Wettest December? Not According To The England & Wales Series
By Paul Homewood
Only one slight problem! The Met Office have a much longer running record, the England & Wales Precipitation Series, which goes back to 1766, and this shows that last month was nowhere near being the record wettest. According to that, the wettest December was in 1876.
Furthermore, last month only ranks as the 20th wettest December.
The claim that extremely wet winters are becoming more common does not stand up either. Whilst three of the last four Decembers appear in the Top 20 list, this sort of clustering is very common, eg:
Of course, it has still been exceptionally wet, and often one part of the country gets particularly targeted. Last month it was the North West.
In 1876, it was the the southern half of England, which was particularly badly hit:
Obviously the amounts of rain which fell last month are by no means “unprecedented”.
Of course, the 1766 Series does not include Scotland or N. Ireland, and we have no means of knowing whether they were wetter in 1876, as no figures are available.
We do know, however, that last month was not as wet as December 1919 in N. Ireland, so the most that can be claimed is that it was a record for Scotland.
But, of course, it is in England where most of the flooding problems have occurred.
The BBC quote the Met Office’s Prof Adam Scaife as saying “Warmer air can hold more moisture, and we expect winters to become warmer and wetter with climate change”. This claim clearly is not supported by the evidence from the England & Wales Series.
Prof Myles Allen, from Oxford’s department of atmospheric physics, goes one step further:
"There is no such thing as a new normal with climate change.
"Climate change is not a transition to a new normal. It’s a trend. Decembers like this will be what we expect in a couple of decades’ time."
What? Just like they expected in the 1910’s?

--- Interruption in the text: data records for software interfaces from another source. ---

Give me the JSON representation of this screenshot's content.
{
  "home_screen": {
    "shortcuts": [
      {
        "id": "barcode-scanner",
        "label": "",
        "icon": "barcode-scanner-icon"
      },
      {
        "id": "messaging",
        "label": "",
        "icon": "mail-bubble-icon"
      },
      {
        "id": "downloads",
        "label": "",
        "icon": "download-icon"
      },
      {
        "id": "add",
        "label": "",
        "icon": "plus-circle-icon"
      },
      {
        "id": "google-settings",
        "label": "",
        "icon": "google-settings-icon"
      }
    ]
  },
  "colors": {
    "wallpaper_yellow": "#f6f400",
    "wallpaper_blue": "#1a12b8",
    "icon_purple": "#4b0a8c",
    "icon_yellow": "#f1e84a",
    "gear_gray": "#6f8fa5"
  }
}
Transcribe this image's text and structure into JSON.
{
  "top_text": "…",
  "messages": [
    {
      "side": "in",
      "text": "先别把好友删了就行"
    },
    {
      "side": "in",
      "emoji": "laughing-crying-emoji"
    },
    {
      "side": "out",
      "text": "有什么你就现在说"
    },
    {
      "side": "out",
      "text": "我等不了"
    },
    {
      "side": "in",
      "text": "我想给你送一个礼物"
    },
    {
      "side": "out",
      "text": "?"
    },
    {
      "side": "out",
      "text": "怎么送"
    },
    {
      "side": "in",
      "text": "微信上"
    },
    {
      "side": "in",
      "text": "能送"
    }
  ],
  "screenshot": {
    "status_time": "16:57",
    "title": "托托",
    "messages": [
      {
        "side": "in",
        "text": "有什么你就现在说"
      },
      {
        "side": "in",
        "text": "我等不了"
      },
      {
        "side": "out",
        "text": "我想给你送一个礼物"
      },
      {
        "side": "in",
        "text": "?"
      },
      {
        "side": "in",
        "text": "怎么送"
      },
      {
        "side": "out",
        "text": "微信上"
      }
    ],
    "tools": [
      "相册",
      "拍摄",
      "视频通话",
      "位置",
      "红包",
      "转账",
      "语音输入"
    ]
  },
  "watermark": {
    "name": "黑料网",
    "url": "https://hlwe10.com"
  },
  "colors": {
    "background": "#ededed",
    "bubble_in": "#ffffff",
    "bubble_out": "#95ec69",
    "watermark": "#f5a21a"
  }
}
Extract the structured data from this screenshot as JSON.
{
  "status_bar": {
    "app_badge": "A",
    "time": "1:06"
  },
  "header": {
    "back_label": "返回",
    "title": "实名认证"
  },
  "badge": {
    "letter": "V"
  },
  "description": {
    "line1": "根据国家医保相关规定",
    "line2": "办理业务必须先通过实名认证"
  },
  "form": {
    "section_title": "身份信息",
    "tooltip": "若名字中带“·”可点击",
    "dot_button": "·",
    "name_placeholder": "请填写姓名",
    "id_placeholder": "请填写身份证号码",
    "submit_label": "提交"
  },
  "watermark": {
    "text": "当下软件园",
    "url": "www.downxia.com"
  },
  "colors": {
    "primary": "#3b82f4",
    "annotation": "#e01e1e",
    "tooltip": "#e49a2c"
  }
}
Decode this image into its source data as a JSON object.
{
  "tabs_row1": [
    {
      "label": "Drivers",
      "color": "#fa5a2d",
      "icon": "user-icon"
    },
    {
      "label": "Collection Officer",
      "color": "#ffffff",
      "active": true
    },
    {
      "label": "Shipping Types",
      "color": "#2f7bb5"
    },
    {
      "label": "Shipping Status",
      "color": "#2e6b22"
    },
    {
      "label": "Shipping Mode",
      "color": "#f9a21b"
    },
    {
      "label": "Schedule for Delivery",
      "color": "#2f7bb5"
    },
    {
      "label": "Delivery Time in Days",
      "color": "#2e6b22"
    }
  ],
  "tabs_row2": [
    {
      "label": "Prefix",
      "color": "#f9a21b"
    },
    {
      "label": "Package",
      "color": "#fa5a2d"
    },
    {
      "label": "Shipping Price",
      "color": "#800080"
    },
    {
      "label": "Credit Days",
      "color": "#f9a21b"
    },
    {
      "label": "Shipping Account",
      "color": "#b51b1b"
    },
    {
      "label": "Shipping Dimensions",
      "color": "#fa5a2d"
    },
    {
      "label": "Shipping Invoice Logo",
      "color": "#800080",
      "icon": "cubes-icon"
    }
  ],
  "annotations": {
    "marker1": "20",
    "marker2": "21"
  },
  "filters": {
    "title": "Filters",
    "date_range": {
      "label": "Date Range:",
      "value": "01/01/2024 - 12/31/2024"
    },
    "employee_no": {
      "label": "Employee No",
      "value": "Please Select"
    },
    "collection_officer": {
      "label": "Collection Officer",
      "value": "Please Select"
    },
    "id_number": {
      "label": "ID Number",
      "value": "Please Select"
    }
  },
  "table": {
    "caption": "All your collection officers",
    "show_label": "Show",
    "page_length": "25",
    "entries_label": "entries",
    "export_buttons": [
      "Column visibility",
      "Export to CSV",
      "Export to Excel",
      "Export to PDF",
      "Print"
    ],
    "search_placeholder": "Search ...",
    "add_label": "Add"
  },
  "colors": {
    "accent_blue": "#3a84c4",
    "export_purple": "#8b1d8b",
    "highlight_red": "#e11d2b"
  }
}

All of this leaves one question. Why did the Met Office rush to declare “wettest evah”, when they knew the England & Wales Series would say something totally different?